The spreading of misinformation, graphic images, fake news and defamatory comments via the popular messaging service, WhatsApp, has become such a serious issue that legislators can no longer ignore it, Fine Gael TD Colm Brophy said.
This week, An Garda Síochána, had to publically ask people to stop sharing images taken at the scene of a fatal road accident on the M50 in Dublin out of respect for the victim and family. The image was widely shared throughout Ireland on Thursday via WhatsApp.
Deputy Brophy said this is only the latest incident of serious problems and issues with the Facebook owned WhatsApp service.
“This week alone, family and friends who have to come to terms with the loss of a loved one should not have to hear that voyeurs are sending images through WhatsApp.
“We must have modern rules and regulations for social media that respect human decency and the privacy of other individuals. If traditional media can abide by this and have socially accepted boundaries in which they operate while still providing all with a public service, social media companies must also.
“They are publishers and have to be responsible as do those who use their products and services,” the Dublin South-West TD said.
“This week alone through WhatsApp, we have had voice messages with false information relating to public figures circulated. It is wrong and has to be tackled by legislators.
“Victims of alleged serious assaults have had their social media pictures circulated with accounts of their ordeals to such an extent that private individuals have had to go public and say they are the victims of fake news.
“In the past, members of An Garda Síochána, have had videos of them carrying out their public duty, edited and shared to cast an unfavourable light upon them. What implications does this have for WhatsApp or those who post such content? None. This has to change,” Deputy Brophy said.
“The way we interact and communicate with each other is changing immensely every year. Our laws must do likewise.
“In a bid to stop the viral spread of false information, WhatsApp is limiting the number of times a user can forward a message, to five. Why is not tackling false information? If it provides a service to spread news, it has to be held to proper standards.
“While WhatsApp messaging groups have proven to be extremely successful and helpful to community/sports or working groups, how it allows irresponsible content to be shared widely is not good enough.
“I’m aware that my colleague, Hildegarde Naughton, Chair of Communications Committee, is looking at ways in which social media companies can be held to account on an international framework.
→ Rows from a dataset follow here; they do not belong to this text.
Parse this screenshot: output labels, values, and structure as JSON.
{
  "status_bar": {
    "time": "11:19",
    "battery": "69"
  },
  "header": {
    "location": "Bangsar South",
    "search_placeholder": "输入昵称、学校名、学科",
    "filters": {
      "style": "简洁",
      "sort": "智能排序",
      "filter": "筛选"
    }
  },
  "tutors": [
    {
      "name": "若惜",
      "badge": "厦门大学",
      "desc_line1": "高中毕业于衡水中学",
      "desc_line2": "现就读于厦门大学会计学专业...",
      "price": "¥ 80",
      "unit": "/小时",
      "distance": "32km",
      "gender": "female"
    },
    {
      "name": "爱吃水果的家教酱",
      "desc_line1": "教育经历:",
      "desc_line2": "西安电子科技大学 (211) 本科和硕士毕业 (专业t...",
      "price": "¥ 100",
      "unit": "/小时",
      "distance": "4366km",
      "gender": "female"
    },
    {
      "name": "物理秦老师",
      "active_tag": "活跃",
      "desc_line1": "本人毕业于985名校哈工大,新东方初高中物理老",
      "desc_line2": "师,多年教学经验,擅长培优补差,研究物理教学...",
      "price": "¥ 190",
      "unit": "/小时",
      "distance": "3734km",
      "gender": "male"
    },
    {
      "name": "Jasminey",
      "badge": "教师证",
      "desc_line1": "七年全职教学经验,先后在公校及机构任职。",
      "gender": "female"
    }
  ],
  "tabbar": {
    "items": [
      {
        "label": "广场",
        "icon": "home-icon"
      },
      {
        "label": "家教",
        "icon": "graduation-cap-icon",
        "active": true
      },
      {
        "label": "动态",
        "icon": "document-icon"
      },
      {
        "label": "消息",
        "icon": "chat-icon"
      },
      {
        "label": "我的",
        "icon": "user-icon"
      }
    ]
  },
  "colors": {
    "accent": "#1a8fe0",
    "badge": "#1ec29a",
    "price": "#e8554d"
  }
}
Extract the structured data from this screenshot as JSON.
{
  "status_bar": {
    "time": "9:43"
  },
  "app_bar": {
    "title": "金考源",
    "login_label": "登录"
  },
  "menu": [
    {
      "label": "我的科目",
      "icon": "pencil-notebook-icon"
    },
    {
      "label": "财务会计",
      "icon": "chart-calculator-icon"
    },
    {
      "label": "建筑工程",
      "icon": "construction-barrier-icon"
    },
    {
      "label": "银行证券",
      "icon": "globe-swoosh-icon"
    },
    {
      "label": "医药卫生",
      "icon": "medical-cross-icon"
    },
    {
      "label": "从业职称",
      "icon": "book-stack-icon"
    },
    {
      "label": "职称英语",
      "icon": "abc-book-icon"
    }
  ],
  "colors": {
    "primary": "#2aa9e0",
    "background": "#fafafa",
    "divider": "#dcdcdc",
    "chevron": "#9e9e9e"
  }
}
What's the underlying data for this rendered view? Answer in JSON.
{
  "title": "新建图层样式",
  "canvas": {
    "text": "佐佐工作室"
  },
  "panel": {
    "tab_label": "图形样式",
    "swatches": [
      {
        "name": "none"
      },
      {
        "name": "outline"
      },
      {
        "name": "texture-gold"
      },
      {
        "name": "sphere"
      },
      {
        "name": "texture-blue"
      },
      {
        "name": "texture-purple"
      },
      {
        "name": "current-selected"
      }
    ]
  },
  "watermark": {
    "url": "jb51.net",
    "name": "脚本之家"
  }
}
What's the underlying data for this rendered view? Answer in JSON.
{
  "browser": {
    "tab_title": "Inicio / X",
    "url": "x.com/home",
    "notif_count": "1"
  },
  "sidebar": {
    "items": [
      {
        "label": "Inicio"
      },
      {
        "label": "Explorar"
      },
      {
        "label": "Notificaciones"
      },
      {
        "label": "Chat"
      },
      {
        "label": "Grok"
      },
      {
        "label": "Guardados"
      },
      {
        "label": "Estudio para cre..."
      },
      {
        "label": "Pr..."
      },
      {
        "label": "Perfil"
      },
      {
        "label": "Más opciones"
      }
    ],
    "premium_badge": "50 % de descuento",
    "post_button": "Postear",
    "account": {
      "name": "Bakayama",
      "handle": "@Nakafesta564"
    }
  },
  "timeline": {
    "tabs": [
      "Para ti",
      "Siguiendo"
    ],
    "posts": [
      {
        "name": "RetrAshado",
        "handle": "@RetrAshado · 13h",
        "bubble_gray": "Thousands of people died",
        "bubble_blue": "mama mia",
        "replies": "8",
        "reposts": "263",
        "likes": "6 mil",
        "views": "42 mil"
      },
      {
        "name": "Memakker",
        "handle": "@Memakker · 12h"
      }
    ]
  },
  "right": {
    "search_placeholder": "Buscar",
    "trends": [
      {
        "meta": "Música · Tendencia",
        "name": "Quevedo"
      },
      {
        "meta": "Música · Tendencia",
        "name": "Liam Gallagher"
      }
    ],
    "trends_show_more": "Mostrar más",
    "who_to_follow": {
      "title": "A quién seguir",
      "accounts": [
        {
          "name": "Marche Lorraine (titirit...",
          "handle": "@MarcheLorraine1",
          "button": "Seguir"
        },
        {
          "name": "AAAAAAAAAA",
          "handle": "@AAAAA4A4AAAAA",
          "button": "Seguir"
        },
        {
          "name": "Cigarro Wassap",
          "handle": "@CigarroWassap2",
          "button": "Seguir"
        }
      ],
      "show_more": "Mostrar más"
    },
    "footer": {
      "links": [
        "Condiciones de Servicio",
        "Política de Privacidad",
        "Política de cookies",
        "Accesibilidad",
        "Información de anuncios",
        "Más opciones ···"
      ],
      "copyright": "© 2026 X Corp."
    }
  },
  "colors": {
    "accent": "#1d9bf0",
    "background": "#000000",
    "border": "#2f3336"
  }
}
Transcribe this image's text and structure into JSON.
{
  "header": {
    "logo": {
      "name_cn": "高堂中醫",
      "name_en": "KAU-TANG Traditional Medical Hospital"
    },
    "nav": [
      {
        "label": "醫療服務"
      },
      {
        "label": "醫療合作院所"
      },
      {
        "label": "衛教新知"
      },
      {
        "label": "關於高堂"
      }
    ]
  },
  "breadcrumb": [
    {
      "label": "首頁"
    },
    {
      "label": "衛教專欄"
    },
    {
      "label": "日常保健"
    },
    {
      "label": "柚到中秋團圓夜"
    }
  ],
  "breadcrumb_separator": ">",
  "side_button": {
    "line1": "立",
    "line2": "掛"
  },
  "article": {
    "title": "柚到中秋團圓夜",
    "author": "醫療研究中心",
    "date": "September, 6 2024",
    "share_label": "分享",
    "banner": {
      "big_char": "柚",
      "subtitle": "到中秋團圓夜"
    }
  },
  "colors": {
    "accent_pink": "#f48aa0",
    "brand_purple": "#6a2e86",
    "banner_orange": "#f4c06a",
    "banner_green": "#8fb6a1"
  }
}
I will be discussing this issue with her and raising my concerns with her and the committee,” Deputy Brophy added.